• WORK INSTRUCTION:
Check every line of the material for the word "totalMinutes". Copy those that have it.
::: SOURCE RECORDS
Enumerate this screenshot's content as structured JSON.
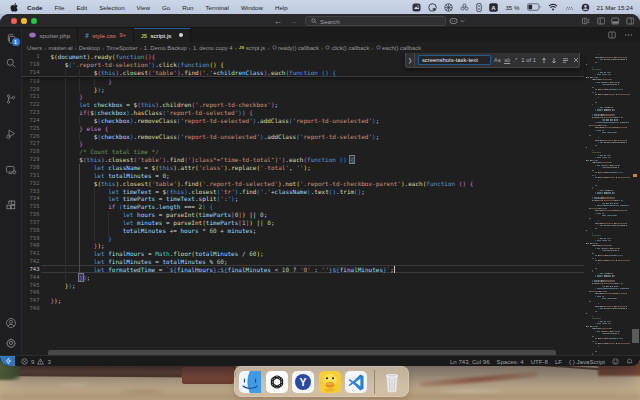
{
  "menu_bar": {
    "app_name": "Code",
    "items": [
      "File",
      "Edit",
      "Selection",
      "View",
      "Go",
      "Run",
      "Terminal",
      "Window",
      "Help"
    ],
    "status": {
      "battery_percent": "35 %",
      "input_source": "A",
      "clock": "21 Mar 15:24",
      "icons": [
        "screenshot-app-icon",
        "globe-icon",
        "knot-icon",
        "flower-icon",
        "widget-battery-icon",
        "input-source-badge",
        "battery-icon",
        "wifi-icon",
        "dots-icon",
        "user-switch-icon"
      ]
    }
  },
  "title_bar": {
    "search_placeholder": "Search",
    "window_controls": [
      "close",
      "minimize",
      "zoom"
    ],
    "nav": {
      "back": "←",
      "forward": "→"
    },
    "layout_icons": [
      "customize-layout-icon",
      "toggle-sidebar-icon",
      "toggle-panel-icon",
      "toggle-secondary-sidebar-icon"
    ]
  },
  "activity_bar": {
    "top": [
      "explorer",
      "search",
      "source-control",
      "run-debug",
      "remote-explorer",
      "extensions"
    ],
    "bottom": [
      "account",
      "settings"
    ],
    "explorer_badge": "1"
  },
  "tabs": [
    {
      "label": "spotter.php",
      "kind": "php",
      "active": false,
      "dirty": false,
      "badge": ""
    },
    {
      "label": "style.css",
      "kind": "css",
      "active": false,
      "dirty": false,
      "badge": "9+"
    },
    {
      "label": "script.js",
      "kind": "js",
      "active": true,
      "dirty": true,
      "badge": ""
    }
  ],
  "breadcrumbs": [
    {
      "label": "Users",
      "icon": ""
    },
    {
      "label": "master-al",
      "icon": ""
    },
    {
      "label": "Desktop",
      "icon": ""
    },
    {
      "label": "TimeSpotter",
      "icon": ""
    },
    {
      "label": "1. Demo Backup",
      "icon": ""
    },
    {
      "label": "1. demo copy 4",
      "icon": ""
    },
    {
      "label": "script.js",
      "icon": "js"
    },
    {
      "label": "ready() callback",
      "icon": "symbol"
    },
    {
      "label": "click() callback",
      "icon": "symbol"
    },
    {
      "label": "each() callback",
      "icon": "symbol"
    }
  ],
  "find_widget": {
    "query": "screenshots-task-text",
    "match_count": "1 of 1",
    "toggles": [
      "Aa",
      "ab",
      ".*"
    ],
    "buttons": [
      "previous-match",
      "next-match",
      "find-in-selection",
      "close"
    ]
  },
  "editor": {
    "sticky_lines": [
      {
        "num": "1",
        "text": "$(document).ready(function(){",
        "seed": 0
      },
      {
        "num": "710",
        "text": "    $('.report-td-selection').click(function() {",
        "seed": 2
      },
      {
        "num": "714",
        "text": "            $(this).closest('table').find('.'+childrenClass).each(function () {",
        "seed": 4
      }
    ],
    "lines": [
      {
        "num": "719",
        "text": "                }"
      },
      {
        "num": "720",
        "text": "            });"
      },
      {
        "num": "721",
        "text": "        }"
      },
      {
        "num": "722",
        "text": "        let checkbox = $(this).children('.report-td-checkbox');"
      },
      {
        "num": "723",
        "text": "        if($(checkbox).hasClass('report-td-selected')) {"
      },
      {
        "num": "724",
        "text": "            $(checkbox).removeClass('report-td-selected').addClass('report-td-unselected');"
      },
      {
        "num": "725",
        "text": "        } else {"
      },
      {
        "num": "726",
        "text": "            $(checkbox).removeClass('report-td-unselected').addClass('report-td-selected');"
      },
      {
        "num": "727",
        "text": "        }"
      },
      {
        "num": "728",
        "text": "        /* Count total time */"
      },
      {
        "num": "729",
        "text": "        $(this).closest('table').find('[class*=\"time-td-total\"]').each(function () {"
      },
      {
        "num": "730",
        "text": "            let className = $(this).attr('class').replace('-total', '');"
      },
      {
        "num": "731",
        "text": "            let totalMinutes = 0;"
      },
      {
        "num": "732",
        "text": "            $(this).closest('table').find('.report-td-selected').not('.report-td-checkbox-parent').each(function () {"
      },
      {
        "num": "733",
        "text": "                let timeText = $(this).closest('tr').find('.'+className).text().trim();"
      },
      {
        "num": "734",
        "text": "                let timeParts = timeText.split(':');"
      },
      {
        "num": "735",
        "text": "                if (timeParts.length === 2) {"
      },
      {
        "num": "736",
        "text": "                    let hours = parseInt(timeParts[0]) || 0;"
      },
      {
        "num": "737",
        "text": "                    let minutes = parseInt(timeParts[1]) || 0;"
      },
      {
        "num": "738",
        "text": "                    totalMinutes += hours * 60 + minutes;"
      },
      {
        "num": "739",
        "text": "                }"
      },
      {
        "num": "740",
        "text": "            });"
      },
      {
        "num": "741",
        "text": "            let finalHours = Math.floor(totalMinutes / 60);"
      },
      {
        "num": "742",
        "text": "            let finalMinutes = totalMinutes % 60;"
      },
      {
        "num": "743",
        "text": "            let formattedTime = `${finalHours}:${finalMinutes < 10 ? '0' : ''}${finalMinutes}`;"
      },
      {
        "num": "744",
        "text": "        });"
      },
      {
        "num": "745",
        "text": "    });"
      },
      {
        "num": "746",
        "text": ""
      },
      {
        "num": "747",
        "text": "});"
      },
      {
        "num": "748",
        "text": ""
      }
    ],
    "active_line": "743",
    "bracket_match_open_line": "729",
    "bracket_match_close_line": "744",
    "depth_seed": 8
  },
  "status_bar": {
    "remote_indicator": "><",
    "errors": "9",
    "warnings": "3",
    "line_col": "Ln 743, Col 96",
    "indentation": "Spaces: 4",
    "encoding": "UTF-8",
    "eol": "LF",
    "language_brackets": "{ }",
    "language": "JavaScript"
  },
  "dock": {
    "items": [
      "finder",
      "chatgpt",
      "yandex-browser",
      "cyberduck",
      "vscode",
      "trash"
    ],
    "yandex_letter": "Y"
  },
  "colors": {
    "accent_blue": "#2f7cd6",
    "editor_bg": "#1f1f20",
    "string": "#ce9178",
    "keyword": "#569cd6",
    "control": "#c586c0",
    "number": "#b5cea8",
    "function": "#dcdcaa",
    "variable": "#9cdcfe",
    "comment": "#6a9955",
    "class": "#4ec9b0",
    "error_label": "#e5766a",
    "bracket_gold": "#ffd700",
    "bracket_pink": "#da70d6",
    "bracket_blue": "#179fff"
  }
}
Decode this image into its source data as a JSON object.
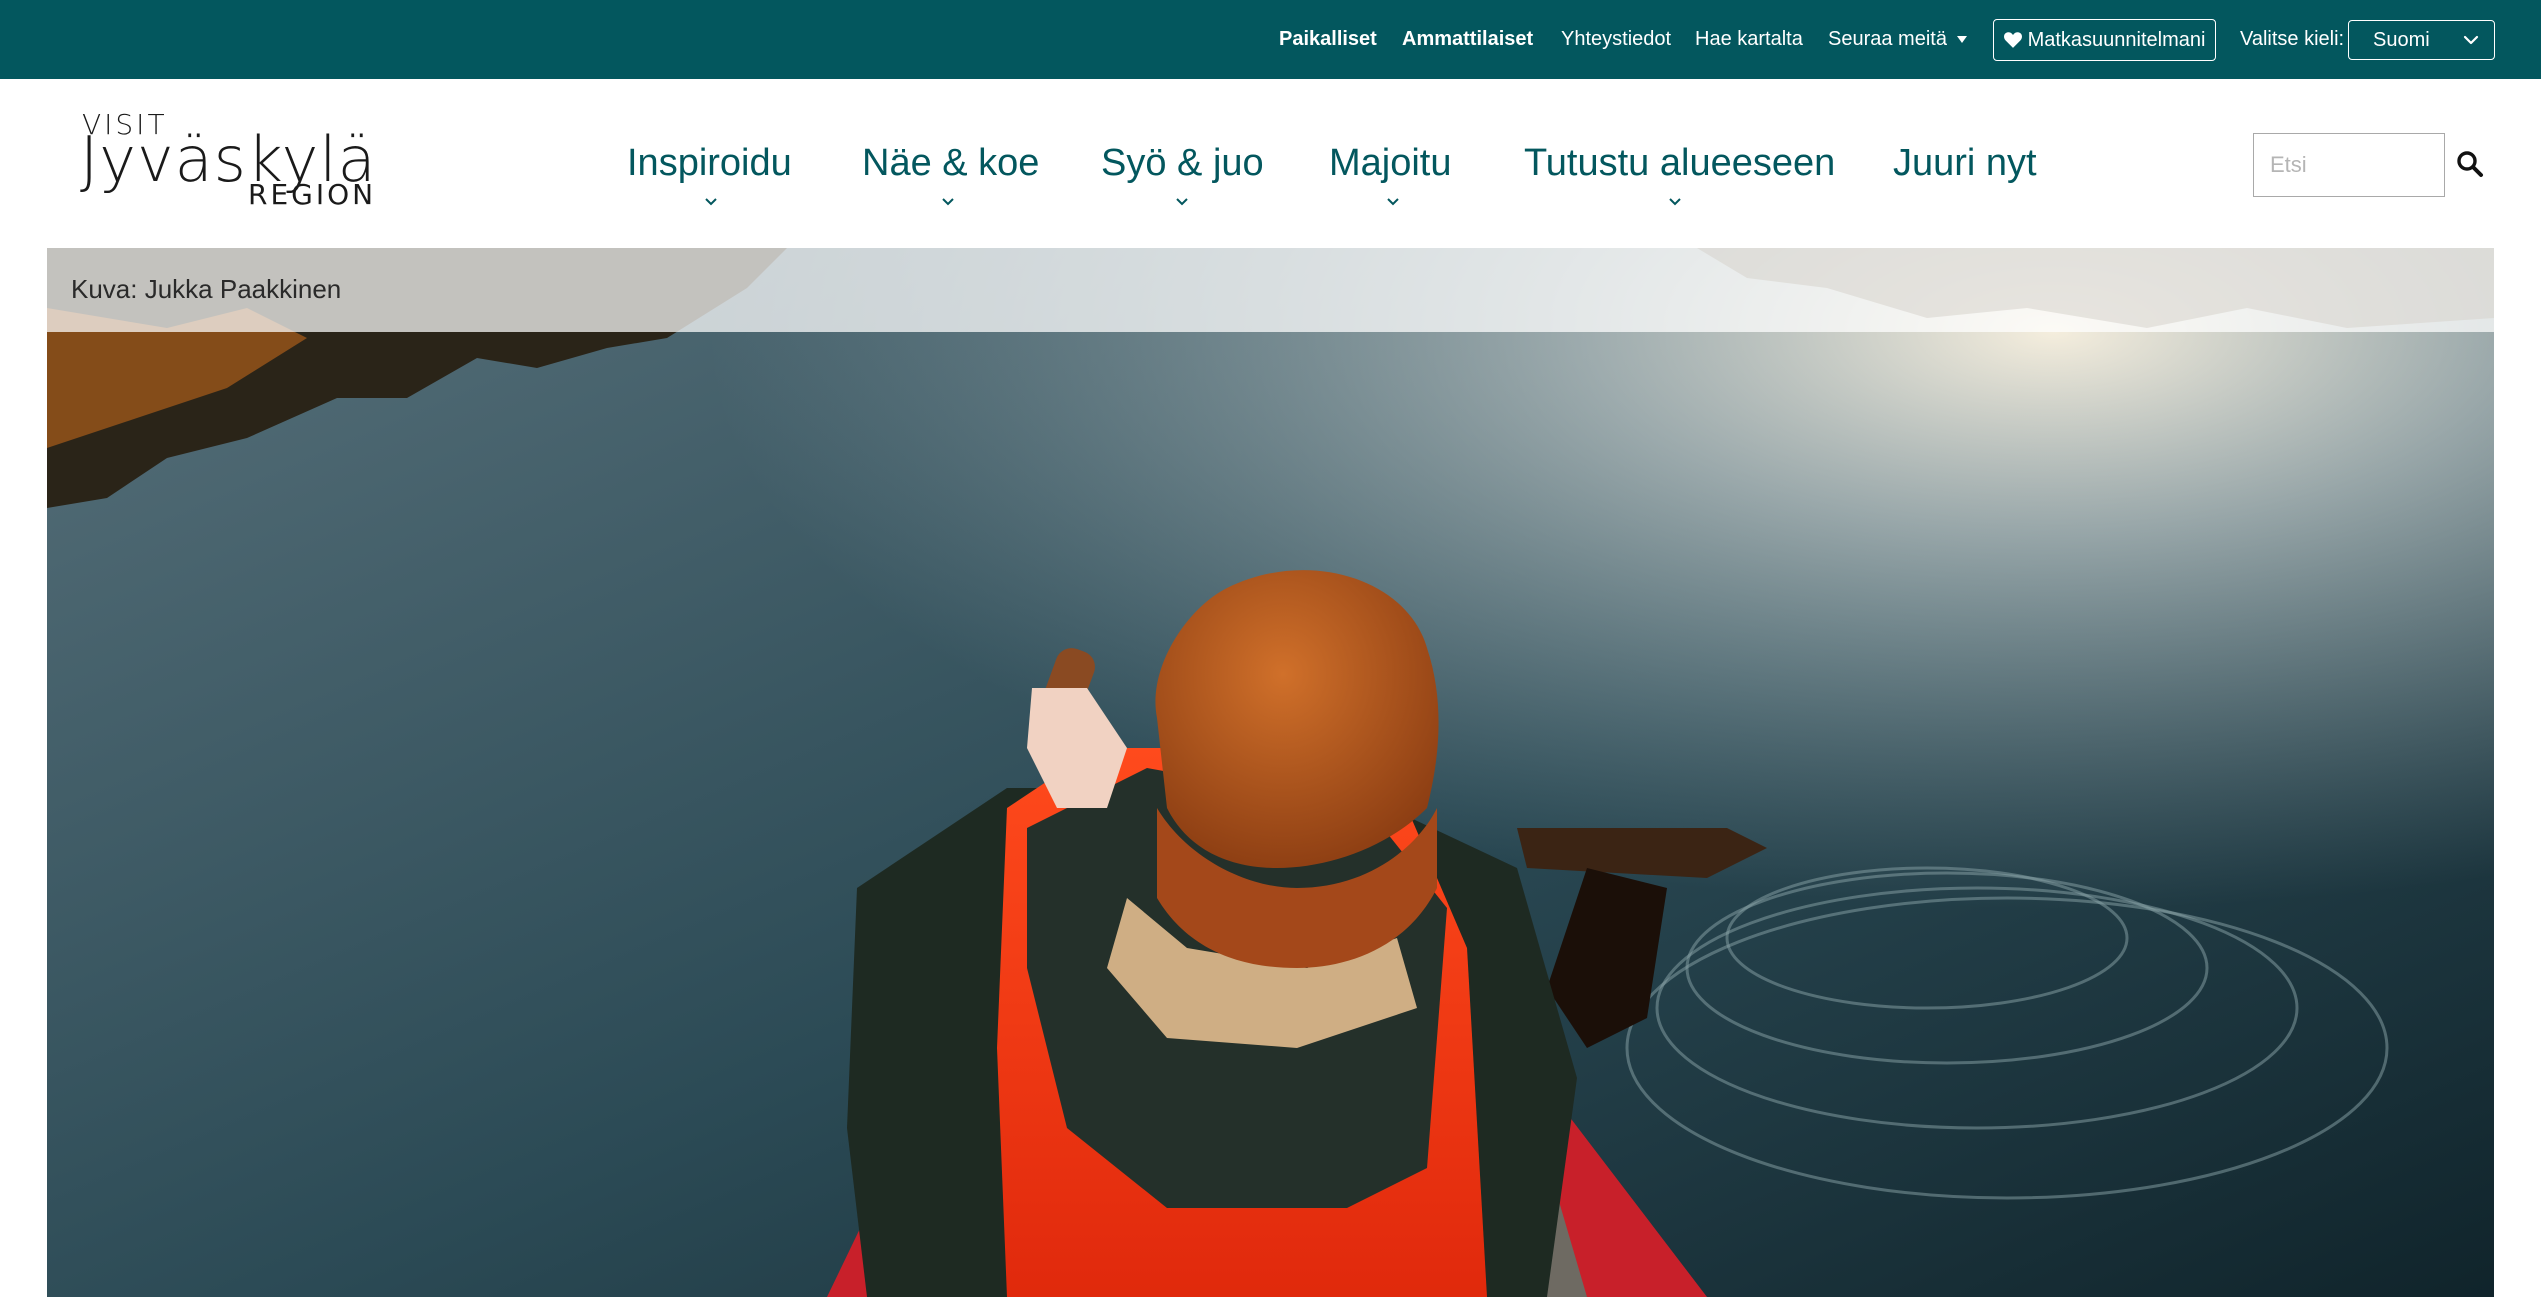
{
  "topbar": {
    "links": [
      {
        "label": "Paikalliset",
        "bold": true
      },
      {
        "label": "Ammattilaiset",
        "bold": true
      },
      {
        "label": "Yhteystiedot",
        "bold": false
      },
      {
        "label": "Hae kartalta",
        "bold": false
      },
      {
        "label": "Seuraa meitä",
        "bold": false
      }
    ],
    "trip_planner_label": "Matkasuunnitelmani",
    "language_label": "Valitse kieli:",
    "language_value": "Suomi"
  },
  "logo": {
    "line1": "VISIT",
    "line2": "Jyväskylä",
    "line3": "REGION"
  },
  "nav": {
    "items": [
      {
        "label": "Inspiroidu",
        "has_dropdown": true
      },
      {
        "label": "Näe & koe",
        "has_dropdown": true
      },
      {
        "label": "Syö & juo",
        "has_dropdown": true
      },
      {
        "label": "Majoitu",
        "has_dropdown": true
      },
      {
        "label": "Tutustu alueeseen",
        "has_dropdown": true
      },
      {
        "label": "Juuri nyt",
        "has_dropdown": false
      }
    ]
  },
  "search": {
    "placeholder": "Etsi",
    "icon": "search-icon"
  },
  "hero": {
    "caption": "Kuva: Jukka Paakkinen"
  },
  "colors": {
    "brand_teal": "#03575e",
    "white": "#ffffff"
  }
}
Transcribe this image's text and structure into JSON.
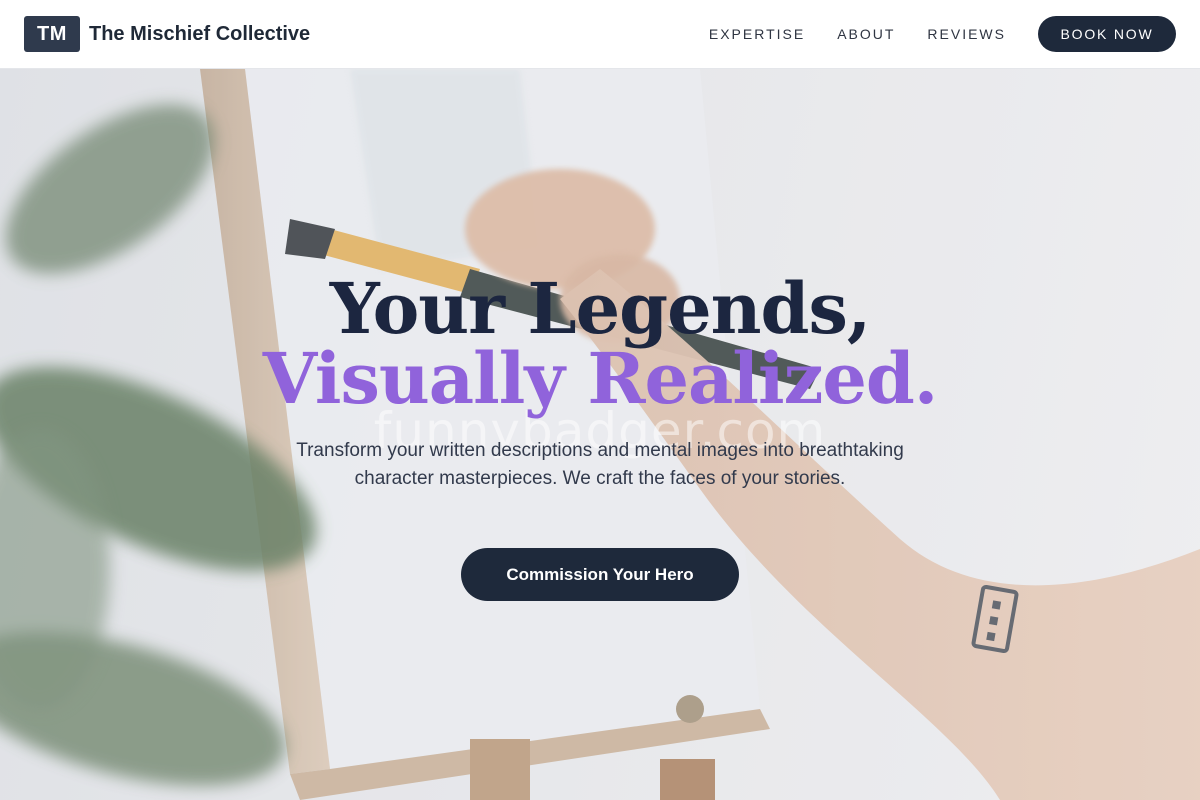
{
  "header": {
    "logo": "TM",
    "brand_name": "The Mischief Collective",
    "nav": [
      {
        "label": "EXPERTISE"
      },
      {
        "label": "ABOUT"
      },
      {
        "label": "REVIEWS"
      }
    ],
    "book_label": "BOOK NOW"
  },
  "hero": {
    "headline_line1": "Your Legends,",
    "headline_line2": "Visually Realized.",
    "subtitle": "Transform your written descriptions and mental images into breathtaking character masterpieces. We craft the faces of your stories.",
    "cta_label": "Commission Your Hero",
    "watermark": "funnybadger.com",
    "background_image": "artist-painting-canvas-photo"
  },
  "colors": {
    "primary_dark": "#1e293b",
    "accent_purple": "#9063db",
    "logo_bg": "#2f3a4d"
  }
}
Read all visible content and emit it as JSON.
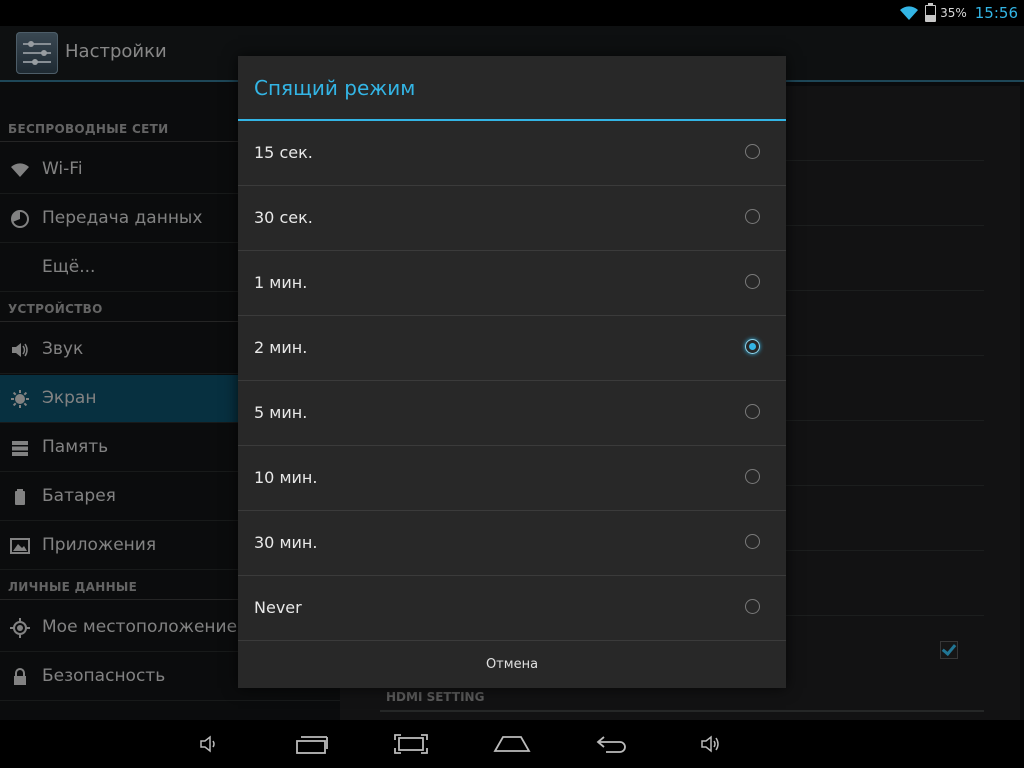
{
  "status": {
    "battery_percent": "35%",
    "battery_level": 0.35,
    "time": "15:56"
  },
  "app": {
    "title": "Настройки"
  },
  "sidebar": {
    "sections": [
      {
        "header": "БЕСПРОВОДНЫЕ СЕТИ",
        "items": [
          {
            "label": "Wi-Fi",
            "icon": "wifi-icon"
          },
          {
            "label": "Передача данных",
            "icon": "data-usage-icon"
          },
          {
            "label": "Ещё...",
            "icon": ""
          }
        ]
      },
      {
        "header": "УСТРОЙСТВО",
        "items": [
          {
            "label": "Звук",
            "icon": "sound-icon"
          },
          {
            "label": "Экран",
            "icon": "display-icon",
            "active": true
          },
          {
            "label": "Память",
            "icon": "storage-icon"
          },
          {
            "label": "Батарея",
            "icon": "battery-icon"
          },
          {
            "label": "Приложения",
            "icon": "apps-icon"
          }
        ]
      },
      {
        "header": "ЛИЧНЫЕ ДАННЫЕ",
        "items": [
          {
            "label": "Мое местоположение",
            "icon": "location-icon"
          },
          {
            "label": "Безопасность",
            "icon": "lock-icon"
          }
        ]
      }
    ]
  },
  "detail": {
    "section_header": "HDMI SETTING"
  },
  "dialog": {
    "title": "Спящий режим",
    "options": [
      {
        "label": "15 сек.",
        "checked": false
      },
      {
        "label": "30 сек.",
        "checked": false
      },
      {
        "label": "1 мин.",
        "checked": false
      },
      {
        "label": "2 мин.",
        "checked": true
      },
      {
        "label": "5 мин.",
        "checked": false
      },
      {
        "label": "10 мин.",
        "checked": false
      },
      {
        "label": "30 мин.",
        "checked": false
      },
      {
        "label": "Never",
        "checked": false
      }
    ],
    "cancel_label": "Отмена"
  },
  "navbar": {
    "buttons": [
      "volume-down-icon",
      "recent-apps-icon",
      "screenshot-icon",
      "home-icon",
      "back-icon",
      "volume-up-icon"
    ]
  },
  "colors": {
    "accent": "#33b5e5",
    "active_item": "#0c4a63"
  }
}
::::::
• TASK RESPONSE:
        "text": "            let totalMinutes = 0;"
        "text": "                    totalMinutes += hours * 60 + minutes;"
        "text": "            let finalHours = Math.floor(totalMinutes / 60);"
        "text": "            let finalMinutes = totalMinutes % 60;"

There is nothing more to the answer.